Washington — The government declared two swaths of the country critical to the nation's electricity grid Thursday, pushing for construction of major power lines in southern California and along the East Coast.
The Department of Energy proposed two "national interest electric transmission corridors," the first of their kind under a 2005 law that could overcome local objections in order to relieve bottlenecks in the electricity grid.
The current grid "is aging and stressed. Simply put, it is no longer adequate to meet the demands of the 21st century," said Energy Secretary Samuel Bodman. He also said the government would take a more aggressive role in energy projects opposed by local groups.
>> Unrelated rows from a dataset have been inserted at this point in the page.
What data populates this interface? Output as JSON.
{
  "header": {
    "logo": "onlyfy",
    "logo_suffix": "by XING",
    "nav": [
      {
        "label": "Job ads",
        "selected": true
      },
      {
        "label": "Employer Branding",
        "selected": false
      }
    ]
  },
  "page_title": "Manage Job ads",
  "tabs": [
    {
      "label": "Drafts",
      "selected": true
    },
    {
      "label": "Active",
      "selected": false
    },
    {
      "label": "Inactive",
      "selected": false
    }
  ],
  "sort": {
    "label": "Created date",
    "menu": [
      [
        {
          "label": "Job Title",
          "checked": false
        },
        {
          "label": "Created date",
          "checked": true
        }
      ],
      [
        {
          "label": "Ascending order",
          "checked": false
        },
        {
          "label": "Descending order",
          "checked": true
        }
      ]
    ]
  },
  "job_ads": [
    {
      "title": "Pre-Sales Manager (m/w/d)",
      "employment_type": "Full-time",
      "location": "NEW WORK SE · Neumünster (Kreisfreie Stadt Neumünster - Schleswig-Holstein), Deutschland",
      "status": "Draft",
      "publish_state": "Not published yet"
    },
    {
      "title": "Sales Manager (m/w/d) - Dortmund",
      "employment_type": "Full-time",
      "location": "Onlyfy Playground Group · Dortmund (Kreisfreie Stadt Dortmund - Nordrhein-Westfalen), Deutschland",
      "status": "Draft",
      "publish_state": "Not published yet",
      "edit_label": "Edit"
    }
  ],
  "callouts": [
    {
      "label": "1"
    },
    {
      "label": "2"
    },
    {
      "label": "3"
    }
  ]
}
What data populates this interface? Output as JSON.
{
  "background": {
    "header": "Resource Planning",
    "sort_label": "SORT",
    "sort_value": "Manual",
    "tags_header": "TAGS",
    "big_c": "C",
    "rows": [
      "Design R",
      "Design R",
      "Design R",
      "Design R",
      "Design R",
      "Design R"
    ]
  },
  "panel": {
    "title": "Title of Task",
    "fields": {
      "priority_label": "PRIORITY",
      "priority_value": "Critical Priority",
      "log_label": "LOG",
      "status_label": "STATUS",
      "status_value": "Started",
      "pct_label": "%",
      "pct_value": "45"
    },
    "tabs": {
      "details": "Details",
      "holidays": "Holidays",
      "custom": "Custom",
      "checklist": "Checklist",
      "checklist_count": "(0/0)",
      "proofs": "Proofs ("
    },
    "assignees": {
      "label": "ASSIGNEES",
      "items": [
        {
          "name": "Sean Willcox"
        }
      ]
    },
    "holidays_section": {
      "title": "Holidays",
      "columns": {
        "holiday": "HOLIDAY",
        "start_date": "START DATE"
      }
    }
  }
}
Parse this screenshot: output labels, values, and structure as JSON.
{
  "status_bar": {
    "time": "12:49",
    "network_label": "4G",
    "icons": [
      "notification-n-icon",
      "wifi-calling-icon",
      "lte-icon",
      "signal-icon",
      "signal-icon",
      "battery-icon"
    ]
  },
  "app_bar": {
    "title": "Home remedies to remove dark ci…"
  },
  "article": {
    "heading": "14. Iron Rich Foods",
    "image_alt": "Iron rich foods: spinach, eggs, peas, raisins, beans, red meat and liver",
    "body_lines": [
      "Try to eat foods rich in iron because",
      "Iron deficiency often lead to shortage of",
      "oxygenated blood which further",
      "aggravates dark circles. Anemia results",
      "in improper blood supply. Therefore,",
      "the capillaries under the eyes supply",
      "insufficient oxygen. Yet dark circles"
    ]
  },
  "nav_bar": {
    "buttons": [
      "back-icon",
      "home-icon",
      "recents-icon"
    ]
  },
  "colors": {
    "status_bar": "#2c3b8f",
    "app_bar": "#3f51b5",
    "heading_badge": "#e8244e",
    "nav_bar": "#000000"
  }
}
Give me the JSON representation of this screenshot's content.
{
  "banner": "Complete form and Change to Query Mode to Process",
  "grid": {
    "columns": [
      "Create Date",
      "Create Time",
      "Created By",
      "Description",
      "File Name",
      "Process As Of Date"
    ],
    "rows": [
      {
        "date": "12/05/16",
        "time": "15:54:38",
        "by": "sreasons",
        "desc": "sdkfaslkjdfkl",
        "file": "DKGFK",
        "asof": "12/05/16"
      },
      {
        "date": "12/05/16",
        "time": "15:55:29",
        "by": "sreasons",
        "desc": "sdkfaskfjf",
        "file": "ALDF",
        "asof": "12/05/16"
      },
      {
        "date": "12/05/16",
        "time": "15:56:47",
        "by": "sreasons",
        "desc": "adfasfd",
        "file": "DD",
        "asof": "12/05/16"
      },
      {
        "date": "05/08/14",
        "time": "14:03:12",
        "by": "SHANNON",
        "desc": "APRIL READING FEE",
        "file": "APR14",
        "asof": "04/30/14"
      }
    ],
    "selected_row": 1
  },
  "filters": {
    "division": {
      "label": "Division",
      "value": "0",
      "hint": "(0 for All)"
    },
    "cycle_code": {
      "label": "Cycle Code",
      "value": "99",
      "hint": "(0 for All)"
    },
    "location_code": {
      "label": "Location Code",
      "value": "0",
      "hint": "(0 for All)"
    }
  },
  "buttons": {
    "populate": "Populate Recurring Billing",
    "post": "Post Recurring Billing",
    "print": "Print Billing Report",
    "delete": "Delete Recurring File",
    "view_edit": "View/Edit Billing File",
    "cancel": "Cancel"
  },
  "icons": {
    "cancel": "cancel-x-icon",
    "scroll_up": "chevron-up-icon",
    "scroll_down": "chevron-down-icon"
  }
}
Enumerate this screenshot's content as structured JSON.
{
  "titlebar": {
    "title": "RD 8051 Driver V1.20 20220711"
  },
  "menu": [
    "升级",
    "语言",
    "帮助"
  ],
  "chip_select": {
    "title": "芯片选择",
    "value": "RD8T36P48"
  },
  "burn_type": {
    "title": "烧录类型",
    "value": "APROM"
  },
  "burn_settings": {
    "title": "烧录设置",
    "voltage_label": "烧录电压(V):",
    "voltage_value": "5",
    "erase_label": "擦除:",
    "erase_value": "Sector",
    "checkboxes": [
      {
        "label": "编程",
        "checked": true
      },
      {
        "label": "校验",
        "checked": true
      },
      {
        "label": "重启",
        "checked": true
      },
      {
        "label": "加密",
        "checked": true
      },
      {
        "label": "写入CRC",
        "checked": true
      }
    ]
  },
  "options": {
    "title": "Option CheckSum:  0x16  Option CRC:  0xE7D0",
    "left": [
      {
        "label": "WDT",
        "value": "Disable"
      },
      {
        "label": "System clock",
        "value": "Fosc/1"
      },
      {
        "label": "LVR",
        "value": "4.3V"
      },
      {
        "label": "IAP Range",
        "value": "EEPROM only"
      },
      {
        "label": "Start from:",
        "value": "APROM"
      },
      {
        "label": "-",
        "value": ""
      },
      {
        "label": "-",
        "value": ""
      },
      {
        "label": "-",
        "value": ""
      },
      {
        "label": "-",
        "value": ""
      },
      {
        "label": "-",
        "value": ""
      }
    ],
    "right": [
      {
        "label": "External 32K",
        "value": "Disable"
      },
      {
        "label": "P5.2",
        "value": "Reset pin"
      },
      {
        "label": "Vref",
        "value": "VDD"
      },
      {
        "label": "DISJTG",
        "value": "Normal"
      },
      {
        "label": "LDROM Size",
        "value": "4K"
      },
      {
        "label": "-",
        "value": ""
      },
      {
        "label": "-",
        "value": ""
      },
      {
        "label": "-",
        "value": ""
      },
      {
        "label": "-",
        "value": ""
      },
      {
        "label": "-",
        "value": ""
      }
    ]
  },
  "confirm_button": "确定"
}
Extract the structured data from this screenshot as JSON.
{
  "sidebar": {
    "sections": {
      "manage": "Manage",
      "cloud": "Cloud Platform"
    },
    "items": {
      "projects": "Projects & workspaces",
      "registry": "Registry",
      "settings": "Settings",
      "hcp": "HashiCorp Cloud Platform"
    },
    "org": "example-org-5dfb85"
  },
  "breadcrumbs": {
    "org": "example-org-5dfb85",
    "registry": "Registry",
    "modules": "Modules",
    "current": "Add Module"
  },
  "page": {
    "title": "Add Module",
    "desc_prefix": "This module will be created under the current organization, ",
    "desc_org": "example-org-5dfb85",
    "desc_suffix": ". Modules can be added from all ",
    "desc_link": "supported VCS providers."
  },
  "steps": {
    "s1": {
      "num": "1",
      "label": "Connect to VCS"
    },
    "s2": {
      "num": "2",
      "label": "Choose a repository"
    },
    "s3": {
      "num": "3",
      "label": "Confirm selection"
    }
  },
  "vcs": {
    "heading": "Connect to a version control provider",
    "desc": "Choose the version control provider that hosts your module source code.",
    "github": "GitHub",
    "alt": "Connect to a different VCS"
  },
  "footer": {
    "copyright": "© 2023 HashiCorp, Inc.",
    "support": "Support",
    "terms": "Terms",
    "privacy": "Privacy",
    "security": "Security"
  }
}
The proposed Southwest corridor would be composed of seven counties in southern California, three in Arizona and one in Nevada.
The mid-Atlantic corridor would run north from Virginia and Washington, D.C., and include most of Maryland, all of New Jersey and Delaware and large sections of New York, Ohio, Pennsylvania and West Virginia.